Despite the alcohol, despite the naps, despite the baths, Winston Churchill was a work horse.
All accounts have him rising at eight, reading newspapers and attending to paperwork all morning from bed, taking the first bath of the day, then meetings and dictation, then luncheon. After lunch, a nap, then writing, second bath, dinner, and work often long, long past midnight. It was in this way that he was able to "... press a day and a half's work into one," as he's quoted saying.
During the Second World War, his constant refrain to his female typists was KPO, or "Keep Plodding On." (His male associates often heard KBO or "Keep Buggering On.") Allegedly, he would start the day saying it and end telephone conversations with it.
That tenacious attitude is integral to anything important — winning a war, finishing a novel, raising a child, battling illness, making a living, running a marathon, learning the violin.

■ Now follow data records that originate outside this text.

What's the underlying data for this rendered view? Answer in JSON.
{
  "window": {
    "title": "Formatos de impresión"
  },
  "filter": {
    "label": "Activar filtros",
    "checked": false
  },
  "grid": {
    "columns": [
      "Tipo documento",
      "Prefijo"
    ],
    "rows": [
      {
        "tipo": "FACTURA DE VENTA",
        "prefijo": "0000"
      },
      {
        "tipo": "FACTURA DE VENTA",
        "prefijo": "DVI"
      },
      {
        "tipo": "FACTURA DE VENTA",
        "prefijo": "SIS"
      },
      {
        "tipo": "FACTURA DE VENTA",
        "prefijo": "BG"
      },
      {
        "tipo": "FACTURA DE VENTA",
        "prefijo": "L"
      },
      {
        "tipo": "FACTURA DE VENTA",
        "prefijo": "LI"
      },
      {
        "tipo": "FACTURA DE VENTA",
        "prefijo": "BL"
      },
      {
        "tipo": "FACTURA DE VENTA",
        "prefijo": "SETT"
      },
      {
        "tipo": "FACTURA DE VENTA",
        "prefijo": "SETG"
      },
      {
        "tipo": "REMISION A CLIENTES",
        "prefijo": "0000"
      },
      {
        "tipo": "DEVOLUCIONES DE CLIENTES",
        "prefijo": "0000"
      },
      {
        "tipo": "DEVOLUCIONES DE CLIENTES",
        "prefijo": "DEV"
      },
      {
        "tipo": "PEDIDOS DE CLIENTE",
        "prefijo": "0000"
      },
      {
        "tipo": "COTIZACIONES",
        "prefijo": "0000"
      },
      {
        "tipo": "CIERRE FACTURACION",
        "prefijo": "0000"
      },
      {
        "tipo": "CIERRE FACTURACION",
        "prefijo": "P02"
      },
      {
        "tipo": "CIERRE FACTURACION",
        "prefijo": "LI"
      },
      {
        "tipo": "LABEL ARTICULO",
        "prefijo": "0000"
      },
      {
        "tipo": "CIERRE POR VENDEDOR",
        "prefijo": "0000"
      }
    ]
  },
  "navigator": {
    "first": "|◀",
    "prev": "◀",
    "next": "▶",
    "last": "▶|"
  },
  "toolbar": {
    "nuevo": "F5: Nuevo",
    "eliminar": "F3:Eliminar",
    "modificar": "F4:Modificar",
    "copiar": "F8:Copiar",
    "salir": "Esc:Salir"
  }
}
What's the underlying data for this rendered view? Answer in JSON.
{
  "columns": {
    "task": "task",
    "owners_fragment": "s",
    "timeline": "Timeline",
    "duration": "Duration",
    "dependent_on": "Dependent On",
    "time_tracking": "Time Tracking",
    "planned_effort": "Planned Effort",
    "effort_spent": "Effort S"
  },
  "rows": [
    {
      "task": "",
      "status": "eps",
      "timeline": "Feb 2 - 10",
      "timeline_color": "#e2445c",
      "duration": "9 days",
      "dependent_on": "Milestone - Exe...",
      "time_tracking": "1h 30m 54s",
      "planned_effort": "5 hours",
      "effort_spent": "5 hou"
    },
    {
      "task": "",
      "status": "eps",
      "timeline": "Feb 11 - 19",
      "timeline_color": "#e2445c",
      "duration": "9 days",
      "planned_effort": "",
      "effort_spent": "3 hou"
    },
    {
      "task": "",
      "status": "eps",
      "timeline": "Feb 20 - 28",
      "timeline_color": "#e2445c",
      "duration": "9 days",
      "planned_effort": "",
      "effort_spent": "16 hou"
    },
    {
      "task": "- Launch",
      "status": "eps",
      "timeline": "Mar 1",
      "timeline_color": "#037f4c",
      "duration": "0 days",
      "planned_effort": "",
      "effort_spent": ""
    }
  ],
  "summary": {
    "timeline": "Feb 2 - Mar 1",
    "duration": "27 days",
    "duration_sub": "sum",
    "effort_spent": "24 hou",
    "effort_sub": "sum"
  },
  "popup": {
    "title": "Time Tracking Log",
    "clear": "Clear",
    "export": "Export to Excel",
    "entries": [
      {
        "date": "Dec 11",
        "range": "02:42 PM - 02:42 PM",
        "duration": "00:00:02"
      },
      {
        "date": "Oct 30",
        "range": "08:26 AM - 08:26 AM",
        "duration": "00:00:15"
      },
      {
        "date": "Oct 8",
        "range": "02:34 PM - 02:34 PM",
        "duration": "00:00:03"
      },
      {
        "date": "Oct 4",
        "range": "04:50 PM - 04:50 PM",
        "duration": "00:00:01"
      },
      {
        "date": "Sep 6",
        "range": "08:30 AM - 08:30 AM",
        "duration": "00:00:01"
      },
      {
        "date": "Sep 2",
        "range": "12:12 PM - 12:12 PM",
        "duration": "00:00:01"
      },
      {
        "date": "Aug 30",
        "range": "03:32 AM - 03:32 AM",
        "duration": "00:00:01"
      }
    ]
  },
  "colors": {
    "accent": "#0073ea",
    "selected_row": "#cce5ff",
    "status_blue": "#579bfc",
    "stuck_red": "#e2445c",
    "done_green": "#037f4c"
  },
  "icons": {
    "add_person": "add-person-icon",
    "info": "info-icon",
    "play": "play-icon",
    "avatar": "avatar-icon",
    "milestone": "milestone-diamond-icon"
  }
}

Looking at Churchill's schedule, you can see an interesting balance — long hours of work, true, but balanced by rest and meals. (And having a staff certainly must have helped!) So, KBO, but take care of yourself as well. Then, back at it. Every single day.